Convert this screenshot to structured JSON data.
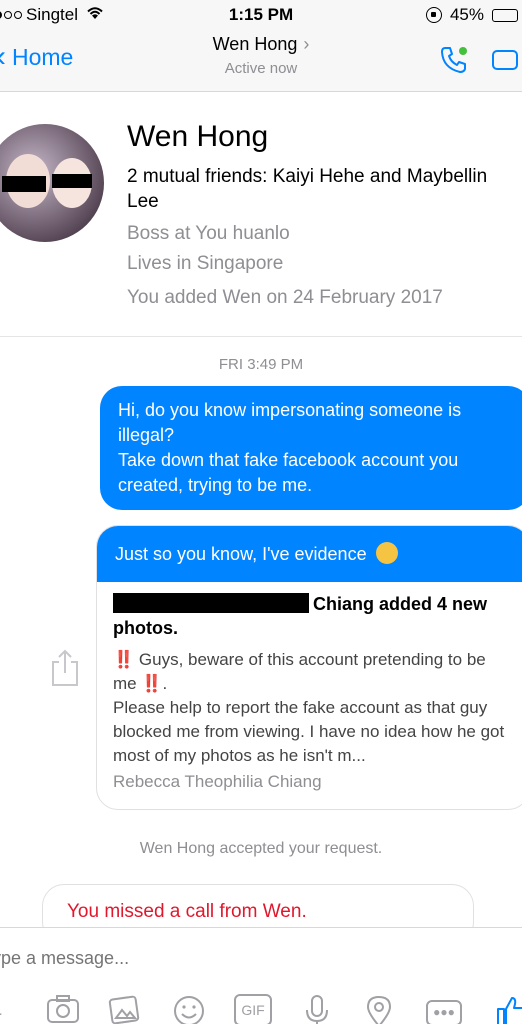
{
  "status_bar": {
    "carrier": "Singtel",
    "time": "1:15 PM",
    "battery": "45%"
  },
  "nav": {
    "back_label": "Home",
    "title": "Wen Hong",
    "subtitle": "Active now"
  },
  "profile": {
    "name": "Wen Hong",
    "mutual": "2 mutual friends: Kaiyi Hehe and Maybellin Lee",
    "work": "Boss at You huanlo",
    "location": "Lives in Singapore",
    "added": "You added Wen on 24 February 2017"
  },
  "conversation": {
    "date_separator": "FRI 3:49 PM",
    "message_1": "Hi, do you know impersonating someone is illegal?\nTake down that fake facebook account you created, trying to be me.",
    "share_header": "Just so you know, I've evidence",
    "share_title": "Chiang added 4 new photos.",
    "share_text_a": "Guys, beware of this account pretending to be me",
    "share_bang": "‼️",
    "share_text_b": "Please help to report the fake account as that guy blocked me from viewing. I have no idea how he got most of my photos as he isn't m...",
    "share_author": "Rebecca Theophilia Chiang",
    "accepted": "Wen Hong accepted your request.",
    "missed_call": "You missed a call from Wen."
  },
  "composer": {
    "placeholder": "ype a message..."
  },
  "colors": {
    "accent": "#0084ff",
    "missed": "#e0182d",
    "muted": "#8e8e93"
  },
  "icons": [
    "wifi-icon",
    "phone-icon",
    "video-icon",
    "share-icon",
    "camera-icon",
    "photo-icon",
    "emoji-icon",
    "gif-icon",
    "mic-icon",
    "location-icon",
    "more-icon",
    "like-icon"
  ]
}
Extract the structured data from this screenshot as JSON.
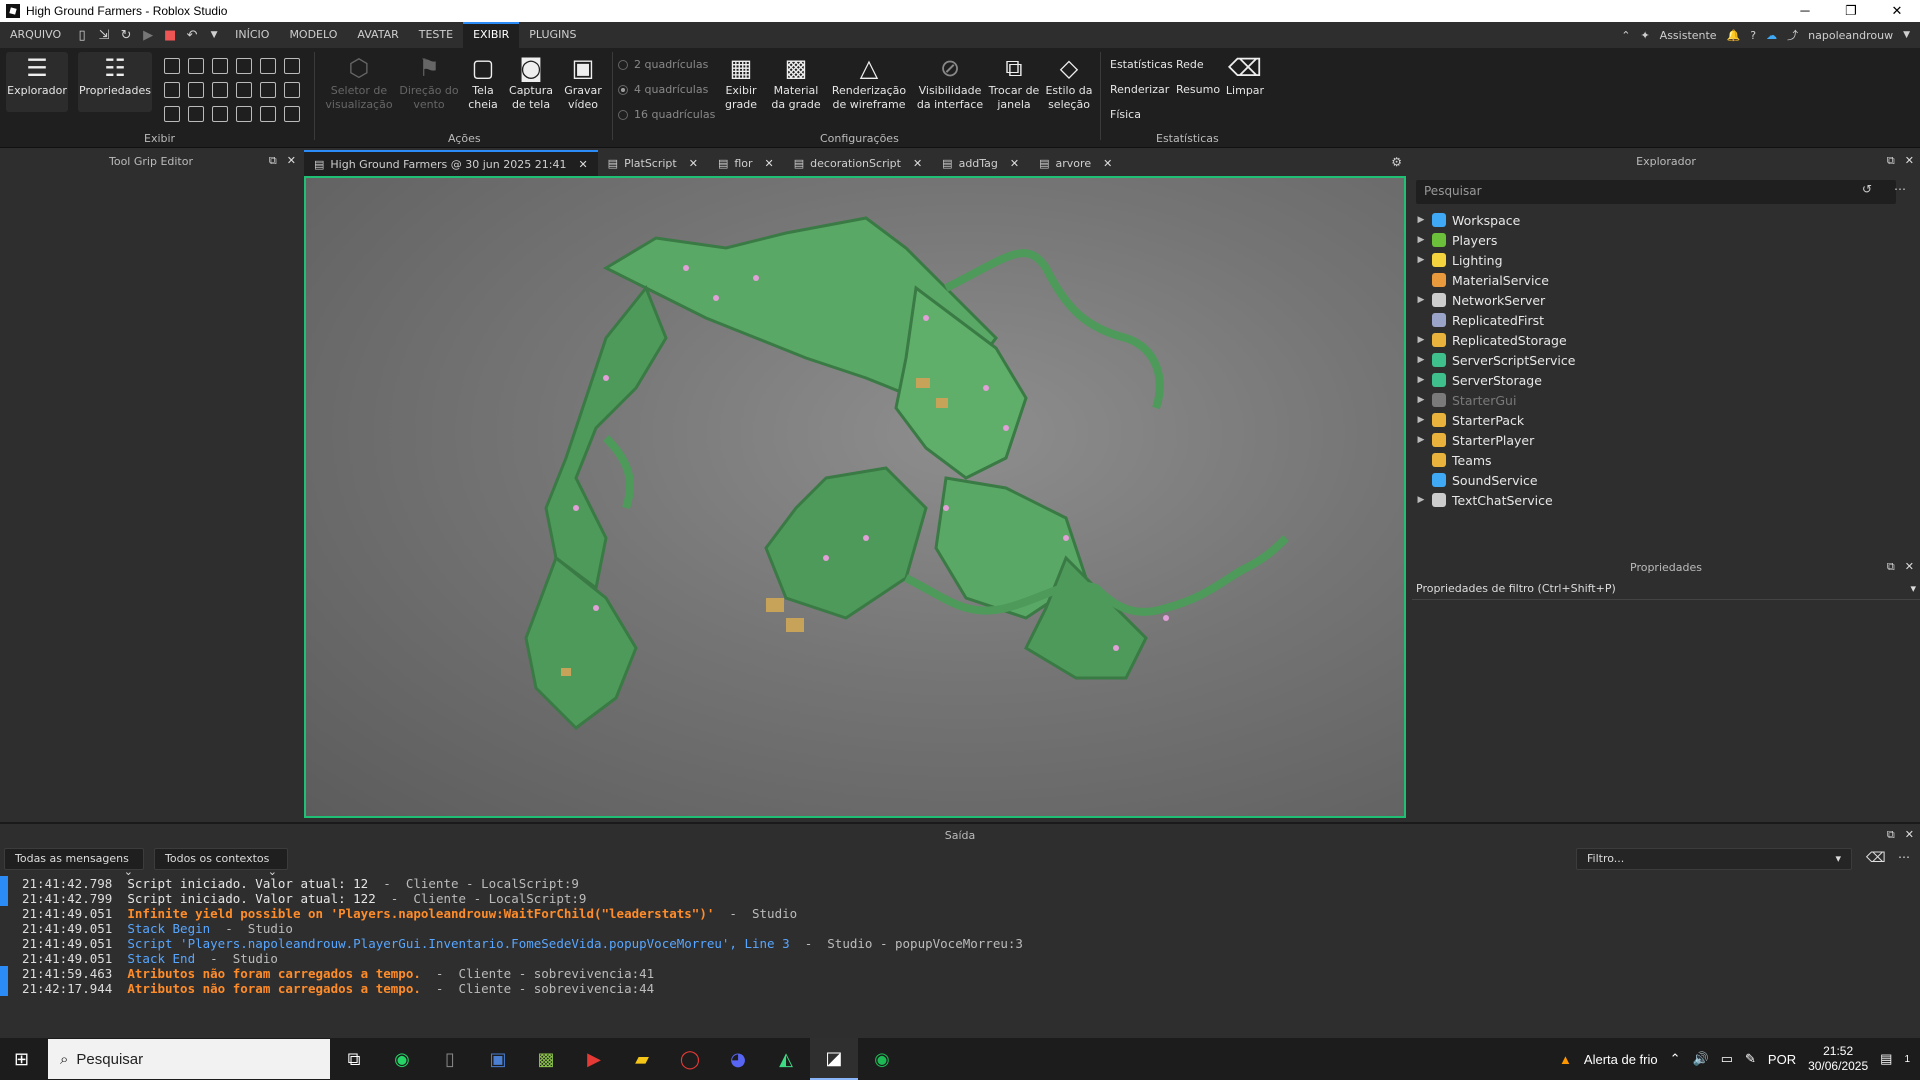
{
  "window": {
    "title": "High Ground Farmers - Roblox Studio",
    "minimize": "─",
    "restore": "❐",
    "close": "✕"
  },
  "menu": {
    "items": [
      "ARQUIVO",
      "INÍCIO",
      "MODELO",
      "AVATAR",
      "TESTE",
      "EXIBIR",
      "PLUGINS"
    ],
    "active": "EXIBIR",
    "assistant": "Assistente",
    "user": "napoleandrouw"
  },
  "ribbon": {
    "explorer": "Explorador",
    "properties": "Propriedades",
    "group_exibir": "Exibir",
    "viewport_selector": "Seletor de visualização",
    "wind_direction": "Direção do vento",
    "fullscreen": "Tela cheia",
    "screenshot": "Captura de tela",
    "record_video": "Gravar vídeo",
    "group_acoes": "Ações",
    "grid_2": "2 quadrículas",
    "grid_4": "4 quadrículas",
    "grid_16": "16 quadrículas",
    "show_grid": "Exibir grade",
    "grid_material": "Material da grade",
    "wireframe": "Renderização de wireframe",
    "ui_visibility": "Visibilidade da interface",
    "switch_window": "Trocar de janela",
    "selection_style": "Estilo da seleção",
    "group_config": "Configurações",
    "stats": "Estatísticas",
    "network": "Rede",
    "render": "Renderizar",
    "summary": "Resumo",
    "physics": "Física",
    "clear": "Limpar",
    "group_stats": "Estatísticas"
  },
  "left_panel": {
    "title": "Tool Grip Editor"
  },
  "tabs": [
    {
      "label": "High Ground Farmers @ 30 jun 2025 21:41",
      "active": true
    },
    {
      "label": "PlatScript"
    },
    {
      "label": "flor"
    },
    {
      "label": "decorationScript"
    },
    {
      "label": "addTag"
    },
    {
      "label": "arvore"
    }
  ],
  "explorer": {
    "title": "Explorador",
    "search_placeholder": "Pesquisar",
    "items": [
      {
        "label": "Workspace",
        "expand": "▶",
        "color": "#3fa9f5"
      },
      {
        "label": "Players",
        "expand": "▶",
        "color": "#6bbf3a"
      },
      {
        "label": "Lighting",
        "expand": "▶",
        "color": "#f5d33f"
      },
      {
        "label": "MaterialService",
        "expand": "",
        "color": "#e89a3c"
      },
      {
        "label": "NetworkServer",
        "expand": "▶",
        "color": "#cccccc"
      },
      {
        "label": "ReplicatedFirst",
        "expand": "",
        "color": "#9aa4c8"
      },
      {
        "label": "ReplicatedStorage",
        "expand": "▶",
        "color": "#e8b23c"
      },
      {
        "label": "ServerScriptService",
        "expand": "▶",
        "color": "#3fbf8c"
      },
      {
        "label": "ServerStorage",
        "expand": "▶",
        "color": "#3fbf8c"
      },
      {
        "label": "StarterGui",
        "expand": "▶",
        "color": "#7a7a7a",
        "dim": true
      },
      {
        "label": "StarterPack",
        "expand": "▶",
        "color": "#e8b23c"
      },
      {
        "label": "StarterPlayer",
        "expand": "▶",
        "color": "#e8b23c"
      },
      {
        "label": "Teams",
        "expand": "",
        "color": "#e8b23c"
      },
      {
        "label": "SoundService",
        "expand": "",
        "color": "#3fa9f5"
      },
      {
        "label": "TextChatService",
        "expand": "▶",
        "color": "#cccccc"
      }
    ]
  },
  "properties": {
    "title": "Propriedades",
    "filter": "Propriedades de filtro (Ctrl+Shift+P)"
  },
  "output": {
    "title": "Saída",
    "msg_filter": "Todas as mensagens",
    "ctx_filter": "Todos os contextos",
    "filter_placeholder": "Filtro...",
    "lines": [
      {
        "time": "21:41:42.798",
        "parts": [
          {
            "text": "Script iniciado. Valor atual: 12",
            "cls": "c-white"
          },
          {
            "text": "  -  Cliente - LocalScript:9",
            "cls": "c-gray"
          }
        ],
        "bar": true
      },
      {
        "time": "21:41:42.799",
        "parts": [
          {
            "text": "Script iniciado. Valor atual: 122",
            "cls": "c-white"
          },
          {
            "text": "  -  Cliente - LocalScript:9",
            "cls": "c-gray"
          }
        ],
        "bar": true
      },
      {
        "time": "21:41:49.051",
        "parts": [
          {
            "text": "Infinite yield possible on 'Players.napoleandrouw:WaitForChild(\"leaderstats\")'",
            "cls": "c-orange"
          },
          {
            "text": "  -  Studio",
            "cls": "c-gray"
          }
        ],
        "bar": false
      },
      {
        "time": "21:41:49.051",
        "parts": [
          {
            "text": "Stack Begin",
            "cls": "c-blue"
          },
          {
            "text": "  -  Studio",
            "cls": "c-gray"
          }
        ],
        "bar": false
      },
      {
        "time": "21:41:49.051",
        "parts": [
          {
            "text": "Script 'Players.napoleandrouw.PlayerGui.Inventario.FomeSedeVida.popupVoceMorreu', Line 3",
            "cls": "c-blue"
          },
          {
            "text": "  -  Studio - popupVoceMorreu:3",
            "cls": "c-gray"
          }
        ],
        "bar": false
      },
      {
        "time": "21:41:49.051",
        "parts": [
          {
            "text": "Stack End",
            "cls": "c-blue"
          },
          {
            "text": "  -  Studio",
            "cls": "c-gray"
          }
        ],
        "bar": false
      },
      {
        "time": "21:41:59.463",
        "parts": [
          {
            "text": "Atributos não foram carregados a tempo.",
            "cls": "c-orange"
          },
          {
            "text": "  -  Cliente - sobrevivencia:41",
            "cls": "c-gray"
          }
        ],
        "bar": true
      },
      {
        "time": "21:42:17.944",
        "parts": [
          {
            "text": "Atributos não foram carregados a tempo.",
            "cls": "c-orange"
          },
          {
            "text": "  -  Cliente - sobrevivencia:44",
            "cls": "c-gray"
          }
        ],
        "bar": true
      }
    ]
  },
  "taskbar": {
    "search": "Pesquisar",
    "weather": "Alerta de frio",
    "lang": "POR",
    "time": "21:52",
    "date": "30/06/2025",
    "notif": "1"
  }
}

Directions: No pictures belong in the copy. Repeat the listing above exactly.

Exercise answer:
Convert this screenshot to structured JSON data.
{
  "status_bar": {
    "carrier": "Singtel",
    "time": "1:15 PM",
    "battery": "45%"
  },
  "nav": {
    "back_label": "Home",
    "title": "Wen Hong",
    "subtitle": "Active now"
  },
  "profile": {
    "name": "Wen Hong",
    "mutual": "2 mutual friends: Kaiyi Hehe and Maybellin Lee",
    "work": "Boss at You huanlo",
    "location": "Lives in Singapore",
    "added": "You added Wen on 24 February 2017"
  },
  "conversation": {
    "date_separator": "FRI 3:49 PM",
    "message_1": "Hi, do you know impersonating someone is illegal?\nTake down that fake facebook account you created, trying to be me.",
    "share_header": "Just so you know, I've evidence",
    "share_title": "Chiang added 4 new photos.",
    "share_text_a": "Guys, beware of this account pretending to be me",
    "share_bang": "‼️",
    "share_text_b": "Please help to report the fake account as that guy blocked me from viewing. I have no idea how he got most of my photos as he isn't m...",
    "share_author": "Rebecca Theophilia Chiang",
    "accepted": "Wen Hong accepted your request.",
    "missed_call": "You missed a call from Wen."
  },
  "composer": {
    "placeholder": "ype a message..."
  },
  "colors": {
    "accent": "#0084ff",
    "missed": "#e0182d",
    "muted": "#8e8e93"
  },
  "icons": [
    "wifi-icon",
    "phone-icon",
    "video-icon",
    "share-icon",
    "camera-icon",
    "photo-icon",
    "emoji-icon",
    "gif-icon",
    "mic-icon",
    "location-icon",
    "more-icon",
    "like-icon"
  ]
}
Extract the structured data from this screenshot as JSON.
{
  "window": {
    "title": "High Ground Farmers - Roblox Studio",
    "minimize": "─",
    "restore": "❐",
    "close": "✕"
  },
  "menu": {
    "items": [
      "ARQUIVO",
      "INÍCIO",
      "MODELO",
      "AVATAR",
      "TESTE",
      "EXIBIR",
      "PLUGINS"
    ],
    "active": "EXIBIR",
    "assistant": "Assistente",
    "user": "napoleandrouw"
  },
  "ribbon": {
    "explorer": "Explorador",
    "properties": "Propriedades",
    "group_exibir": "Exibir",
    "viewport_selector": "Seletor de visualização",
    "wind_direction": "Direção do vento",
    "fullscreen": "Tela cheia",
    "screenshot": "Captura de tela",
    "record_video": "Gravar vídeo",
    "group_acoes": "Ações",
    "grid_2": "2 quadrículas",
    "grid_4": "4 quadrículas",
    "grid_16": "16 quadrículas",
    "show_grid": "Exibir grade",
    "grid_material": "Material da grade",
    "wireframe": "Renderização de wireframe",
    "ui_visibility": "Visibilidade da interface",
    "switch_window": "Trocar de janela",
    "selection_style": "Estilo da seleção",
    "group_config": "Configurações",
    "stats": "Estatísticas",
    "network": "Rede",
    "render": "Renderizar",
    "summary": "Resumo",
    "physics": "Física",
    "clear": "Limpar",
    "group_stats": "Estatísticas"
  },
  "left_panel": {
    "title": "Tool Grip Editor"
  },
  "tabs": [
    {
      "label": "High Ground Farmers @ 30 jun 2025 21:41",
      "active": true
    },
    {
      "label": "PlatScript"
    },
    {
      "label": "flor"
    },
    {
      "label": "decorationScript"
    },
    {
      "label": "addTag"
    },
    {
      "label": "arvore"
    }
  ],
  "explorer": {
    "title": "Explorador",
    "search_placeholder": "Pesquisar",
    "items": [
      {
        "label": "Workspace",
        "expand": "▶",
        "color": "#3fa9f5"
      },
      {
        "label": "Players",
        "expand": "▶",
        "color": "#6bbf3a"
      },
      {
        "label": "Lighting",
        "expand": "▶",
        "color": "#f5d33f"
      },
      {
        "label": "MaterialService",
        "expand": "",
        "color": "#e89a3c"
      },
      {
        "label": "NetworkServer",
        "expand": "▶",
        "color": "#cccccc"
      },
      {
        "label": "ReplicatedFirst",
        "expand": "",
        "color": "#9aa4c8"
      },
      {
        "label": "ReplicatedStorage",
        "expand": "▶",
        "color": "#e8b23c"
      },
      {
        "label": "ServerScriptService",
        "expand": "▶",
        "color": "#3fbf8c"
      },
      {
        "label": "ServerStorage",
        "expand": "▶",
        "color": "#3fbf8c"
      },
      {
        "label": "StarterGui",
        "expand": "▶",
        "color": "#7a7a7a",
        "dim": true
      },
      {
        "label": "StarterPack",
        "expand": "▶",
        "color": "#e8b23c"
      },
      {
        "label": "StarterPlayer",
        "expand": "▶",
        "color": "#e8b23c"
      },
      {
        "label": "Teams",
        "expand": "",
        "color": "#e8b23c"
      },
      {
        "label": "SoundService",
        "expand": "",
        "color": "#3fa9f5"
      },
      {
        "label": "TextChatService",
        "expand": "▶",
        "color": "#cccccc"
      }
    ]
  },
  "properties": {
    "title": "Propriedades",
    "filter": "Propriedades de filtro (Ctrl+Shift+P)"
  },
  "output": {
    "title": "Saída",
    "msg_filter": "Todas as mensagens",
    "ctx_filter": "Todos os contextos",
    "filter_placeholder": "Filtro...",
    "lines": [
      {
        "time": "21:41:42.798",
        "parts": [
          {
            "text": "Script iniciado. Valor atual: 12",
            "cls": "c-white"
          },
          {
            "text": "  -  Cliente - LocalScript:9",
            "cls": "c-gray"
          }
        ],
        "bar": true
      },
      {
        "time": "21:41:42.799",
        "parts": [
          {
            "text": "Script iniciado. Valor atual: 122",
            "cls": "c-white"
          },
          {
            "text": "  -  Cliente - LocalScript:9",
            "cls": "c-gray"
          }
        ],
        "bar": true
      },
      {
        "time": "21:41:49.051",
        "parts": [
          {
            "text": "Infinite yield possible on 'Players.napoleandrouw:WaitForChild(\"leaderstats\")'",
            "cls": "c-orange"
          },
          {
            "text": "  -  Studio",
            "cls": "c-gray"
          }
        ],
        "bar": false
      },
      {
        "time": "21:41:49.051",
        "parts": [
          {
            "text": "Stack Begin",
            "cls": "c-blue"
          },
          {
            "text": "  -  Studio",
            "cls": "c-gray"
          }
        ],
        "bar": false
      },
      {
        "time": "21:41:49.051",
        "parts": [
          {
            "text": "Script 'Players.napoleandrouw.PlayerGui.Inventario.FomeSedeVida.popupVoceMorreu', Line 3",
            "cls": "c-blue"
          },
          {
            "text": "  -  Studio - popupVoceMorreu:3",
            "cls": "c-gray"
          }
        ],
        "bar": false
      },
      {
        "time": "21:41:49.051",
        "parts": [
          {
            "text": "Stack End",
            "cls": "c-blue"
          },
          {
            "text": "  -  Studio",
            "cls": "c-gray"
          }
        ],
        "bar": false
      },
      {
        "time": "21:41:59.463",
        "parts": [
          {
            "text": "Atributos não foram carregados a tempo.",
            "cls": "c-orange"
          },
          {
            "text": "  -  Cliente - sobrevivencia:41",
            "cls": "c-gray"
          }
        ],
        "bar": true
      },
      {
        "time": "21:42:17.944",
        "parts": [
          {
            "text": "Atributos não foram carregados a tempo.",
            "cls": "c-orange"
          },
          {
            "text": "  -  Cliente - sobrevivencia:44",
            "cls": "c-gray"
          }
        ],
        "bar": true
      }
    ]
  },
  "taskbar": {
    "search": "Pesquisar",
    "weather": "Alerta de frio",
    "lang": "POR",
    "time": "21:52",
    "date": "30/06/2025",
    "notif": "1"
  }
}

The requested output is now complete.